Then I was done, and handed off the baton to Ma-Ne for his last lap. Back at camp Dan and Mike were talking strategy. It looked possible for Dan to come in just before noon, but did we send Mike out again (thereby finishing ahead of all other teams not completing as many laps) or just call it good? Mike said he wouldn't hold it against us, so we let Dan's legs decide and he did come back at about 11:45. Many other teams were observed to be stopping, but we were out for glory. Off Mike went.
Not much for me to do but fold up camp, picked up my battery, there was some kind of talking going on over the PA but awards weren't going to be until three or so. Mike came back around one, handed our baton over, and that was that. Good job everybody, and mail us the results, we are out of here. I went and picked up Dave from Jim's camp spot in town, and we had a late lunch at Eddie McStiff's.
After that I reclined in the passenger seat and left the driving to Dave. I was kind of beat. Huh? Gas stop, ok. Huh? Dave's house, I have to wake up and drive home? Uh oh, now Dave *really* wants an Audi. We got back in about the same elapsed time as the trip down.
Only Mike, as team captain, got a full copy of the results (abridged version at http://www.grannygear.com) but he was kind enough to share the rankings, along with lap times that matched what I wrote down from our status board.
The official results from Mike:
Ha, A Tricky 'ne for Danimal got 17th out of 82 men's sport teams (1) sport team with 19 laps, ( 6) with 18 and (10) of us with 17 laps Rishi had (16) laps finishing at 12:16. Men's Pro team winner (22) laps finishing @12:18.
Men's expert winner (20) Laps finishing @ 12:00. Women's Pro team winner (16) laps@ 12:02.
So we beat Rishi and the women.

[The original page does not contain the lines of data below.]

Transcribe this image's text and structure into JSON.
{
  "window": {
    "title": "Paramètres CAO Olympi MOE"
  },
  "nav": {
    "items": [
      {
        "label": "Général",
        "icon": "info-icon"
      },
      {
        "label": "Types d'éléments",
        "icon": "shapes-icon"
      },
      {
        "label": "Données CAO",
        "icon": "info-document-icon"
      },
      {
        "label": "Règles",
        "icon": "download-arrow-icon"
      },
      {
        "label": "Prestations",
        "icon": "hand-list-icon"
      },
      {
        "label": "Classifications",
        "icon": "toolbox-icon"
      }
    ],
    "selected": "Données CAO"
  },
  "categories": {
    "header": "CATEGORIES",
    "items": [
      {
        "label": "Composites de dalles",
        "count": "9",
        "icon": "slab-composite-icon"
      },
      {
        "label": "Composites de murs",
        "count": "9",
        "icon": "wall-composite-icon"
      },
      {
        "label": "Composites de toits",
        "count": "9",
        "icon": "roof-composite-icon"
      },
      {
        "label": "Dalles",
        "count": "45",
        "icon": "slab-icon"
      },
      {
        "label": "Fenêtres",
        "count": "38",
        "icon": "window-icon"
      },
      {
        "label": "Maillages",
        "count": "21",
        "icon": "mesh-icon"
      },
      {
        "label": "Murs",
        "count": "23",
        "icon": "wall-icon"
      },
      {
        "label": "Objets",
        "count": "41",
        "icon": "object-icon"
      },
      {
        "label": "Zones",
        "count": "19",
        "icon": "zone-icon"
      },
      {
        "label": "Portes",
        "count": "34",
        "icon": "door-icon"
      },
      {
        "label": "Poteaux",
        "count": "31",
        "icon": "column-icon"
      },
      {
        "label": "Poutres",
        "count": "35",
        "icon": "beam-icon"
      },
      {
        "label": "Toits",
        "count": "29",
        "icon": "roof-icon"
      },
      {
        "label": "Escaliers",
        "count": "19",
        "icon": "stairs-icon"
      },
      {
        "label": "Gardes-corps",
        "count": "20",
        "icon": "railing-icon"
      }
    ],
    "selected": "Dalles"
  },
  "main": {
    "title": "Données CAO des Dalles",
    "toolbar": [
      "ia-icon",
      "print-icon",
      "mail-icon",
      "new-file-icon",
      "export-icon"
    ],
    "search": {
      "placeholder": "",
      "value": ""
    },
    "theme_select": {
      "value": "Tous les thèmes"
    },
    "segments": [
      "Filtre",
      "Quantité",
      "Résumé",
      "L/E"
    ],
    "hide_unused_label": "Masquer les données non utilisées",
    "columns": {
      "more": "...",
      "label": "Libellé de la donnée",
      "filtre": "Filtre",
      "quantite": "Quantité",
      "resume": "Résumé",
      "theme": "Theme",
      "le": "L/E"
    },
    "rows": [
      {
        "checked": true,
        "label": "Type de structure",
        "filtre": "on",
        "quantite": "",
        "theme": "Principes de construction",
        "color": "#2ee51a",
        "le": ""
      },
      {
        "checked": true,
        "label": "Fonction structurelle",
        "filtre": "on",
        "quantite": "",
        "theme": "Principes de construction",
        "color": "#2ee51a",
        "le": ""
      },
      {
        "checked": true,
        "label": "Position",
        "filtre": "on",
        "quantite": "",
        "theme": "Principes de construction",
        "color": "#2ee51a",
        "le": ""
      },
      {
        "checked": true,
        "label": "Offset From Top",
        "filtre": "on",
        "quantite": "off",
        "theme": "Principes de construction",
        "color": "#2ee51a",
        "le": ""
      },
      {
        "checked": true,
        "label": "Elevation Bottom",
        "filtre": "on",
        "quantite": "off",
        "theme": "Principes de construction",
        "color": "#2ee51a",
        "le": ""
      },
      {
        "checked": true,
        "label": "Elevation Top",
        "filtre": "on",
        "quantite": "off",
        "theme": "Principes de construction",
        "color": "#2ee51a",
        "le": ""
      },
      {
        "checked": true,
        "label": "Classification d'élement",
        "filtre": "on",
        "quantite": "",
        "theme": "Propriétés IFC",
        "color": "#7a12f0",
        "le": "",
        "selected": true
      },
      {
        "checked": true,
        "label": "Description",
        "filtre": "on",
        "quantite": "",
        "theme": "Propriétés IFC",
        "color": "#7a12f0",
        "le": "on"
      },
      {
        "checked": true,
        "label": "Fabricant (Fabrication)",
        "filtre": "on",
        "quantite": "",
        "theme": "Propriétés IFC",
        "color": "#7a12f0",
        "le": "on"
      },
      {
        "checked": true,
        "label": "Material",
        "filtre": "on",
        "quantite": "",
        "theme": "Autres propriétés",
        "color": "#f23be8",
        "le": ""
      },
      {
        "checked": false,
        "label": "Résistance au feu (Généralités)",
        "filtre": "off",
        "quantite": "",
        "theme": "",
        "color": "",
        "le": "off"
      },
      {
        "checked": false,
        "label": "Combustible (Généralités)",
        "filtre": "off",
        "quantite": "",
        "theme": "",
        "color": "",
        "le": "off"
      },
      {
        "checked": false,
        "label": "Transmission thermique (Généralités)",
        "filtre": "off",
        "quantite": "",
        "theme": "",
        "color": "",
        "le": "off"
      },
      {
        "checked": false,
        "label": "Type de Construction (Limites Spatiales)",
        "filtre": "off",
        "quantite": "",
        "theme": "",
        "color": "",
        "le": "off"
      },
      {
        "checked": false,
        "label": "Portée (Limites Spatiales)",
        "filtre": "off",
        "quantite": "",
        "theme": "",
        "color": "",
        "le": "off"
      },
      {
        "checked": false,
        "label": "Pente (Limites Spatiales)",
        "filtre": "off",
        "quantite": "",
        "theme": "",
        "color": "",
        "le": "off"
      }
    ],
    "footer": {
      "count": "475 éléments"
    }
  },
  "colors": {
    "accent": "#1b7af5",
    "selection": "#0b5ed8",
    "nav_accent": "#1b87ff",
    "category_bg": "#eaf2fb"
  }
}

Mike Dan Manny HAH 1:21 1:18 1:15 1:22 1:16 1:32 1:28 1:34 1:32 1:41 1:33 1:50 1:37 1:24 1:23 1:38 1:28 ------ ------ ------ ------ 7:14 5:55 5:39 6:24 --------------
My lap times were comparable to the winning clydesdale team, whatever that means.
Thus ended the season of bike racing, 1998.